Microsatellites as Social Infrastructure
A Japanese startup company is developing businesses that utilize microsatellites with the aim of making a contribution in areas such as the global environment, agriculture and infrastructure.
Axelspace Corporation, a startup company working on the development of commercial microsatellites, was founded in 2008 by Nakamura Yuya and two of his colleagues. The idea for the start-up originated when Nakamura was a university student involved in a project to develop “CubeSat,” a microsatellite, being a cube with 10 centimeter sides and weighing around 1 kilogram. The CubeSat was launched in 2003, successfully capturing images of Earth from orbit.
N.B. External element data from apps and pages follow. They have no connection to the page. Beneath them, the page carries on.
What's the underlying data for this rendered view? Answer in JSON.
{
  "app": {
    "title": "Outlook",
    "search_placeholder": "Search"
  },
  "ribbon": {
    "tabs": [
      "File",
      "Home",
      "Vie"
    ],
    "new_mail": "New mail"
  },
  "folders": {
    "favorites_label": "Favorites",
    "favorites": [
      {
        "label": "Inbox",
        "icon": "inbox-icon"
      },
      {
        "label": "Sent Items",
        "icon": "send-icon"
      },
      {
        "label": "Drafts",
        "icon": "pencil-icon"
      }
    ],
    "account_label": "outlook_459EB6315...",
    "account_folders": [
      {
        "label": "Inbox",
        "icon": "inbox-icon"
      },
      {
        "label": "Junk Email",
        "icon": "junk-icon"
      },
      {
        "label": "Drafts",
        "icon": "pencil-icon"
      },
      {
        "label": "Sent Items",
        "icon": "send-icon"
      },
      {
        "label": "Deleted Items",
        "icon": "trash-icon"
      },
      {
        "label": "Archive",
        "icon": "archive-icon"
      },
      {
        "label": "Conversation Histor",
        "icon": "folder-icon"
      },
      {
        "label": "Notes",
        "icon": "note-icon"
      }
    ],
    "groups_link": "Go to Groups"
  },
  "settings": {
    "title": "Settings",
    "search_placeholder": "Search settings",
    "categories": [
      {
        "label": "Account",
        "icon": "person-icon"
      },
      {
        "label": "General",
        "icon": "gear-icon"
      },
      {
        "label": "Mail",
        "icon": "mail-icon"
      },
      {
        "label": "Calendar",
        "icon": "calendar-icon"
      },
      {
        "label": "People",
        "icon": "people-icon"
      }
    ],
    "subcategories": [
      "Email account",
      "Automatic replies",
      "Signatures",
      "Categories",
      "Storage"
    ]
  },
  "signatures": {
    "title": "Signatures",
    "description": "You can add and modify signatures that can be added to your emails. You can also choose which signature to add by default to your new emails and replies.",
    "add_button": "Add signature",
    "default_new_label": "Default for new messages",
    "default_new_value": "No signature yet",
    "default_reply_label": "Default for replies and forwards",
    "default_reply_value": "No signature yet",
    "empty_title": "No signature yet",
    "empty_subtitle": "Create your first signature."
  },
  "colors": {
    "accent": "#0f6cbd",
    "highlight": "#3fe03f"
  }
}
Nakamura went on to work on three microsatellite projects during his time at university, which heightened his passion for satellite development.
“I was a student, but as a beginner engineer, I was really impressed by the thrill of seeing something I had created travel into space and work as it was designed to do. At the same time, I felt a strong desire to create something useful for the world using microsatellite technology,” says Nakamura.
In 2013, the company developed and successfully launched WNISAT-1, weighing 10 kilograms and equipped with optical cameras for the purpose of monitoring sea ice in the Arctic Sea. WNISAT-1 became the world’s first commercial microsatellite owned by a private company. 2014 saw the launch of Hodoyoshi-1, weighing 60 kilograms and equipped with optical cameras capable of identifying objects with a ground resolution of approximately 6.7 meters. So far, it has captured more than 4,000 images. In 2017, WNISAT-1R, weighing 43 kilograms, was launched as the successor to WNISAT-1.
The company is currently working on the construction of the next-generation Earth observation network named “AxelGlobe,” consisting of more than ten microsatellites called “GRUS,” weighing 100 kilograms each. GRUS is capable of identifying objects with 2.5 meters ground resolution.
“Until now, satellite imagery was costly and its capture intervals were too long to be satisfactory for most users. Therefore, we aimed to build a system that was capable of high-frequency, timely monitoring by placing dozens of low-cost microsatellites in orbit,” says Nakamura.
The first GRUS satellite was launched in 2018, followed by the start in May 2019 of a service that provides the captured images. By mid-2020, four more satellites will be launched, and in 2022 the company aims to have a satellite network comprising more than ten satellites.
“The launch in 2020 will give us a total of five observation systems, enabling images of most of the planet’s surface to be captured on an almost daily basis. This will enable us to empirically demonstrate applications that require frequent observations using actual data,” says Nakamura.
Examples of applications include the monitoring of conditions for growing crops, early detection of illegal logging, and the monitoring of infrastructure. According to Nakamura, in addition to these conventional applications, he is receiving many requests for applications he hadn’t even imagined from all over the world.
“The major advantage to starting AxelGlobe’s services is that clients themselves have found ways to use them. This allows us to ascertain the needs of such clients in real time, and feed that back into the satellite development process. Going forward, comparing real-time data to data accumulated in the past will enable us to identify the kinds of changes currently taking place as well as predict what will happen in the future. I would like to establish microsatellites as the new social infrastructure,” says Nakamura, his eyes lighting up.